“Rick Owens: Furniture,” at MOCA, Pacific Design Center, West Hollywood, California
The relationship between art, fashion, and design is a relationship that’s fraught with tension and conflict. The late Dore Ashton said of contemporary artists who explore other arts such as fashion, architecture, etc. “born into a situation of mutation, extension and expansion... (the American Artist) is not laden with dogmatic strictures and moves freely among the arts.” Rick Owens (b. 1961), a Paris-based fashion designer, creates a furniture line along with his partner Michèle Lamy. Owens fits Ashton’s description of an artist who is unconstrained, and one who moves freely among the arts. Owens’s works look deceptive when one enters the gallery a first glance. They are minimalist in their form and aesthetic. Shapes and material give way to function. Owen’s furniture references past sculptors such as Donald Judd, or David Smith.

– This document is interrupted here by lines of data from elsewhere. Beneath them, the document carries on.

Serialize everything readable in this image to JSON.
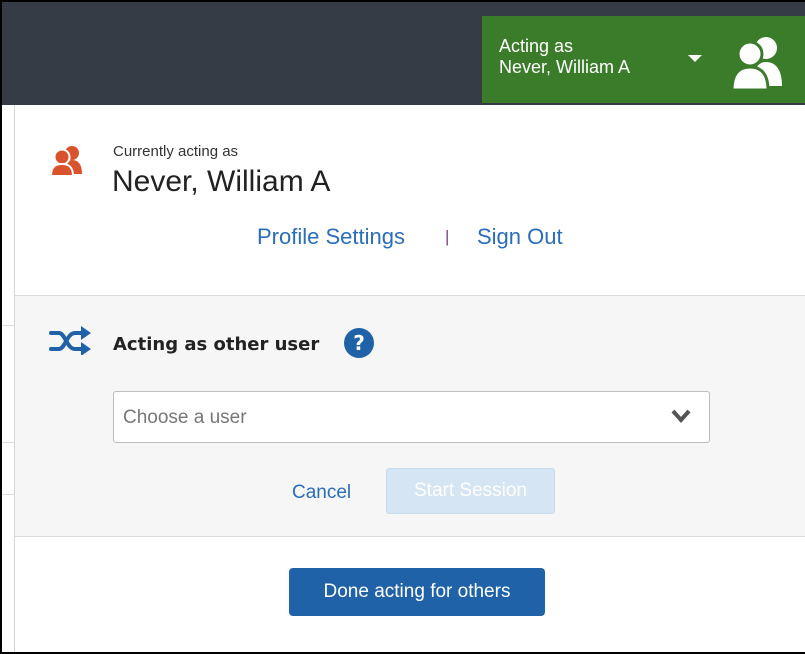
{
  "header": {
    "acting_as_label": "Acting as",
    "acting_user_name": "Never, William A",
    "users_icon": "users-group-icon",
    "caret_icon": "caret-down-icon",
    "badge_color": "#3b7c2a",
    "bar_color": "#353c46"
  },
  "current": {
    "caption": "Currently acting as",
    "name": "Never, William A",
    "icon": "user-group-icon",
    "icon_color": "#d9532c",
    "profile_link": "Profile Settings",
    "separator": "|",
    "signout_link": "Sign Out"
  },
  "act_other": {
    "title": "Acting as other user",
    "shuffle_icon": "shuffle-icon",
    "help_icon": "help-icon",
    "select_placeholder": "Choose a user",
    "cancel_label": "Cancel",
    "start_label": "Start Session"
  },
  "footer": {
    "done_label": "Done acting for others"
  }
}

However, Owens is not satisfied with just being a furniture maker. Instead, Owens wants to have a dialog with the late painter Steven Parrino (1958 – 2005) whose canvases are spread throughout the gallery. Parrino’s paintings for this show are concerned with textures and tactility. The addition of Parrino’s work is interesting. Parrino died in 2005 from injuries suffered from a motorcycle accident. Parrino was a rebel whose interests included Punk Rock, Biker culture, and the Occult. Parrino was unrestrained by aesthetic judgments that may hamper and hinder other artists. Instead it was live free, and die young. Owens has an affinity for Parrino and it shows. The creases and folds in Parrino’s paintings juxtaposes the material and solidity of Owens’ furniture. Owens furniture designs are not made for comfort. Instead they are sculptural meant to maintain the weight, volume, and materials. With the emphasis of material, Owens does not betray his work as a fashion designer. The dialog with Parrino’s paintings allow Owens to move beyond the boundaries that occupy the realms of design and art. The interesting question is whether Owen’s furniture can stand on their own as sculptures without Parinno’s paintings being present as an anchor that creates a context that goes beyond mere furniture design and fashion.
On view through April 2, 2017
MOCA Pacific Design Center
8687 Melrose Avenue
West Hollywood, CA 90069